Rhyanna Taylor's recent article in Loss Prevention magazine provides some valuable insights on how to reduce returns ...
Rhyanna Taylor's recent article in Loss Prevention magazine provides some valuable insights on how to reduce returns and keep your customers happy.
Loss Prevention Magazine, June 20, 2023
Allowing customers to return items for almost any reason is a sound retail business practice, but it comes at a cost. Although it’s good business to offer returns to customers, poorly managed processes lead to a significant loss of revenue, due to shrink around returns. The National Retail Federation stated that $816 billion worth of product was returned in 2022. But returns are controllable, like theft, breakage, and other categories of shrink. Not all returns are shopper driven, in fact, one study claims that 73 percent of returns occur due to a retailer-controllable action.

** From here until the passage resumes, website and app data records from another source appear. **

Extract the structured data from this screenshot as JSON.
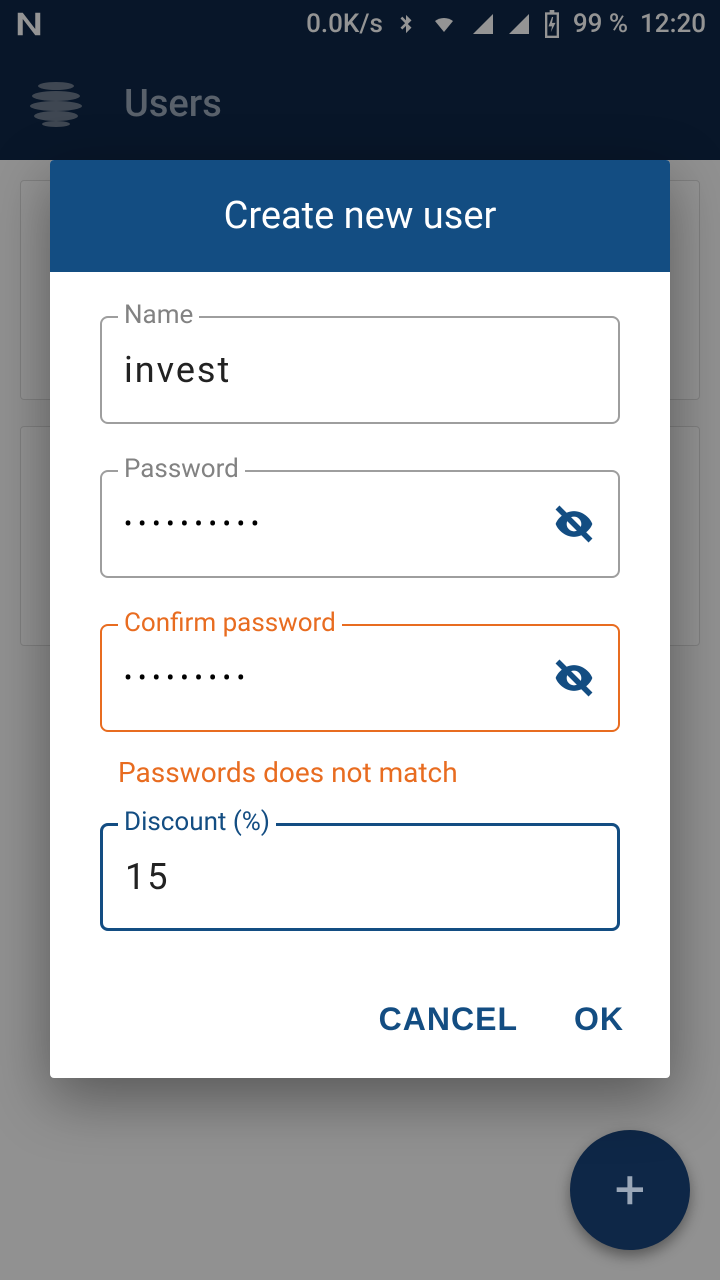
{
  "statusbar": {
    "speed": "0.0K/s",
    "battery_pct": "99 %",
    "time": "12:20"
  },
  "appbar": {
    "title": "Users"
  },
  "dialog": {
    "title": "Create new user",
    "name": {
      "label": "Name",
      "value": "invest"
    },
    "password": {
      "label": "Password",
      "value": "••••••••••"
    },
    "confirm": {
      "label": "Confirm password",
      "value": "•••••••••",
      "error": "Passwords does not match"
    },
    "discount": {
      "label": "Discount (%)",
      "value": "15"
    },
    "actions": {
      "cancel": "CANCEL",
      "ok": "OK"
    }
  },
  "fab": {
    "icon": "+"
  }
}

Current solutions to mitigate shrinkage associated with returns primarily focus on post-purchase measures, such as imposing fees, narrowing the return window, and re-commerce of returned merchandise. However, these measures do not provide long-term solutions. Attempting to reduce the cost of returns after a consumer has decided to return a purchased item proves to be a challenging, expensive, and ultimately ineffective approach.
Returns also have a significant environmental impact. Although there is confusion regarding specific ESG (environmental, social, and corporate governance) best practices, there is no question that returns leave an enormous carbon footprint. Retailers face significant pressure to reduce the 16 million metric tons of carbon dioxide emissions generated annually from transporting returns. Even the most efficient, ESG-focused reverse logistics operation can’t eliminate the billions of pounds of returned goods that end up in landfills.

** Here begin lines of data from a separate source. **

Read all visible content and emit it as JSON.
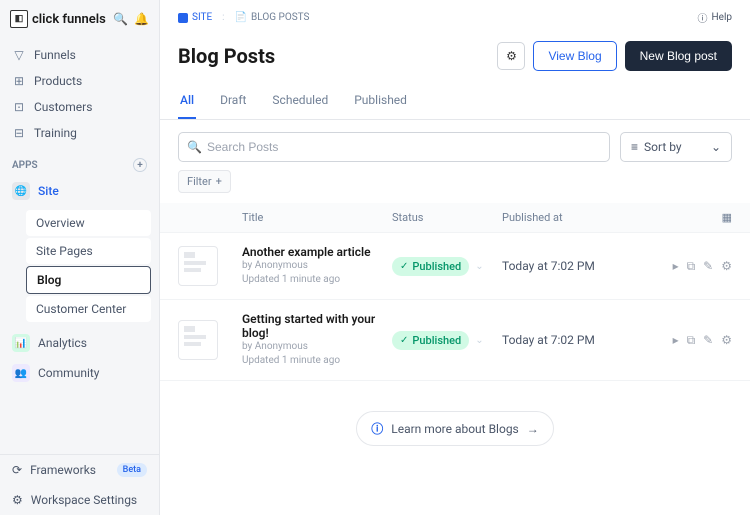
{
  "brand": {
    "name": "click funnels"
  },
  "sidebar": {
    "nav": [
      {
        "label": "Funnels",
        "icon": "▽"
      },
      {
        "label": "Products",
        "icon": "⊞"
      },
      {
        "label": "Customers",
        "icon": "⊡"
      },
      {
        "label": "Training",
        "icon": "⊟"
      }
    ],
    "apps_header": "APPS",
    "apps": {
      "site": {
        "label": "Site",
        "children": [
          {
            "label": "Overview"
          },
          {
            "label": "Site Pages"
          },
          {
            "label": "Blog"
          },
          {
            "label": "Customer Center"
          }
        ]
      },
      "analytics": {
        "label": "Analytics"
      },
      "community": {
        "label": "Community"
      }
    },
    "bottom": {
      "frameworks": "Frameworks",
      "frameworks_badge": "Beta",
      "workspace": "Workspace Settings"
    }
  },
  "breadcrumb": {
    "site": "SITE",
    "section": "BLOG POSTS"
  },
  "help": "Help",
  "page": {
    "title": "Blog Posts",
    "view_blog": "View Blog",
    "new_post": "New Blog post"
  },
  "tabs": [
    "All",
    "Draft",
    "Scheduled",
    "Published"
  ],
  "search": {
    "placeholder": "Search Posts"
  },
  "sort": {
    "label": "Sort by"
  },
  "filter": {
    "label": "Filter"
  },
  "columns": {
    "title": "Title",
    "status": "Status",
    "published": "Published at"
  },
  "rows": [
    {
      "title": "Another example article",
      "author": "by Anonymous",
      "updated": "Updated 1 minute ago",
      "status": "Published",
      "published_at": "Today at 7:02 PM"
    },
    {
      "title": "Getting started with your blog!",
      "author": "by Anonymous",
      "updated": "Updated 1 minute ago",
      "status": "Published",
      "published_at": "Today at 7:02 PM"
    }
  ],
  "learn_more": "Learn more about Blogs"
}
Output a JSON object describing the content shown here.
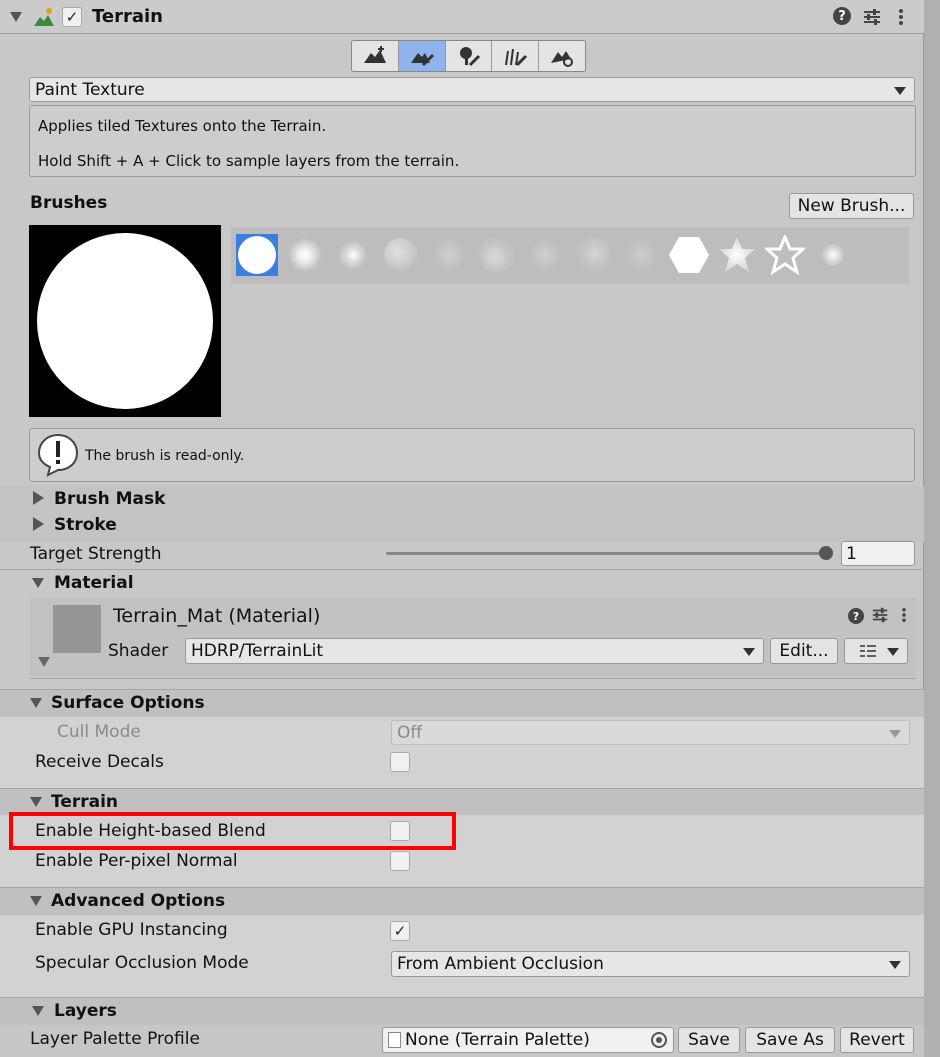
{
  "header": {
    "title": "Terrain",
    "enabled": true
  },
  "toolbar": {
    "tools": [
      {
        "icon": "raise-terrain-icon",
        "active": false
      },
      {
        "icon": "paint-terrain-icon",
        "active": true
      },
      {
        "icon": "paint-trees-icon",
        "active": false
      },
      {
        "icon": "paint-details-icon",
        "active": false
      },
      {
        "icon": "terrain-settings-icon",
        "active": false
      }
    ]
  },
  "mode": {
    "selected": "Paint Texture"
  },
  "info": {
    "line1": "Applies tiled Textures onto the Terrain.",
    "line2": "Hold Shift + A + Click to sample layers from the terrain."
  },
  "brushes": {
    "label": "Brushes",
    "new_brush": "New Brush...",
    "readonly_msg": "The brush is read-only."
  },
  "brush_mask": {
    "label": "Brush Mask"
  },
  "stroke": {
    "label": "Stroke"
  },
  "target_strength": {
    "label": "Target Strength",
    "value": "1",
    "slider_fraction": 1.0
  },
  "material": {
    "section_label": "Material",
    "name": "Terrain_Mat (Material)",
    "shader_label": "Shader",
    "shader_value": "HDRP/TerrainLit",
    "edit_button": "Edit..."
  },
  "surface_options": {
    "label": "Surface Options",
    "cull_mode_label": "Cull Mode",
    "cull_mode_value": "Off",
    "receive_decals_label": "Receive Decals",
    "receive_decals": false
  },
  "terrain_section": {
    "label": "Terrain",
    "height_blend_label": "Enable Height-based Blend",
    "height_blend": false,
    "per_pixel_normal_label": "Enable Per-pixel Normal",
    "per_pixel_normal": false
  },
  "advanced_options": {
    "label": "Advanced Options",
    "gpu_instancing_label": "Enable GPU Instancing",
    "gpu_instancing": true,
    "specular_occlusion_label": "Specular Occlusion Mode",
    "specular_occlusion_value": "From Ambient Occlusion"
  },
  "layers": {
    "label": "Layers",
    "palette_label": "Layer Palette Profile",
    "palette_value": "None (Terrain Palette)",
    "save": "Save",
    "save_as": "Save As",
    "revert": "Revert"
  },
  "colors": {
    "active_tool": "#8fb4ec",
    "selected_brush": "#3a7ee0",
    "highlight": "#ff0000"
  }
}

Retailers can reduce returns by aiming at preventing returns in the first place. But how can this be achieved?